▶ **MATERIAL PROVIDED**:
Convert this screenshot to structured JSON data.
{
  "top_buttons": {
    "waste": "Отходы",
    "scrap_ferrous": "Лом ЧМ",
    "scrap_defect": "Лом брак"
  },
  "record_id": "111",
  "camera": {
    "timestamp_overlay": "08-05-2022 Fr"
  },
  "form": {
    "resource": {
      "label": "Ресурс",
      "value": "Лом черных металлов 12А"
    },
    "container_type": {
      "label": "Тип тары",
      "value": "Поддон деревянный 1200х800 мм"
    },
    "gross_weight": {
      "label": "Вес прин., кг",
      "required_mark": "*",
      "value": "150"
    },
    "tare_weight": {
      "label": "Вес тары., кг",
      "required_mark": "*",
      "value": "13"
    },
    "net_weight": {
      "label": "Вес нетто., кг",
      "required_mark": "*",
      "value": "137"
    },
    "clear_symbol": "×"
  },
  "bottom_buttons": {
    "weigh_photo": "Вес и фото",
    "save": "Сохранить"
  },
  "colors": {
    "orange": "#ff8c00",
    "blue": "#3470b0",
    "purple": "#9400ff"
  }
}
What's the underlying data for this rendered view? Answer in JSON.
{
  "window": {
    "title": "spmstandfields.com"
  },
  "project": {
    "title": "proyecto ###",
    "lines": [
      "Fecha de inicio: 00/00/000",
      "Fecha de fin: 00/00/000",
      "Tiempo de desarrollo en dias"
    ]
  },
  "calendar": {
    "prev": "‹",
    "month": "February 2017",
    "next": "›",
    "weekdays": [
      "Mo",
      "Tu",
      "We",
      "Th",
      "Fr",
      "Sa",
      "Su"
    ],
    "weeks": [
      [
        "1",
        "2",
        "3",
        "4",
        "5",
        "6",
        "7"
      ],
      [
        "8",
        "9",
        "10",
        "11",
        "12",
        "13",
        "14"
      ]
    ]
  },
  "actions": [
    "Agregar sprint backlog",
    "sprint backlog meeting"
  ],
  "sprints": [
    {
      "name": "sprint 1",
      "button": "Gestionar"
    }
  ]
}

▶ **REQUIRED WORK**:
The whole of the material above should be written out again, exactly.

▶ **RESPONSE TO THE TASK**:
Convert this screenshot to structured JSON data.
{
  "top_buttons": {
    "waste": "Отходы",
    "scrap_ferrous": "Лом ЧМ",
    "scrap_defect": "Лом брак"
  },
  "record_id": "111",
  "camera": {
    "timestamp_overlay": "08-05-2022 Fr"
  },
  "form": {
    "resource": {
      "label": "Ресурс",
      "value": "Лом черных металлов 12А"
    },
    "container_type": {
      "label": "Тип тары",
      "value": "Поддон деревянный 1200х800 мм"
    },
    "gross_weight": {
      "label": "Вес прин., кг",
      "required_mark": "*",
      "value": "150"
    },
    "tare_weight": {
      "label": "Вес тары., кг",
      "required_mark": "*",
      "value": "13"
    },
    "net_weight": {
      "label": "Вес нетто., кг",
      "required_mark": "*",
      "value": "137"
    },
    "clear_symbol": "×"
  },
  "bottom_buttons": {
    "weigh_photo": "Вес и фото",
    "save": "Сохранить"
  },
  "colors": {
    "orange": "#ff8c00",
    "blue": "#3470b0",
    "purple": "#9400ff"
  }
}
What's the underlying data for this rendered view? Answer in JSON.
{
  "window": {
    "title": "spmstandfields.com"
  },
  "project": {
    "title": "proyecto ###",
    "lines": [
      "Fecha de inicio: 00/00/000",
      "Fecha de fin: 00/00/000",
      "Tiempo de desarrollo en dias"
    ]
  },
  "calendar": {
    "prev": "‹",
    "month": "February 2017",
    "next": "›",
    "weekdays": [
      "Mo",
      "Tu",
      "We",
      "Th",
      "Fr",
      "Sa",
      "Su"
    ],
    "weeks": [
      [
        "1",
        "2",
        "3",
        "4",
        "5",
        "6",
        "7"
      ],
      [
        "8",
        "9",
        "10",
        "11",
        "12",
        "13",
        "14"
      ]
    ]
  },
  "actions": [
    "Agregar sprint backlog",
    "sprint backlog meeting"
  ],
  "sprints": [
    {
      "name": "sprint 1",
      "button": "Gestionar"
    }
  ]
}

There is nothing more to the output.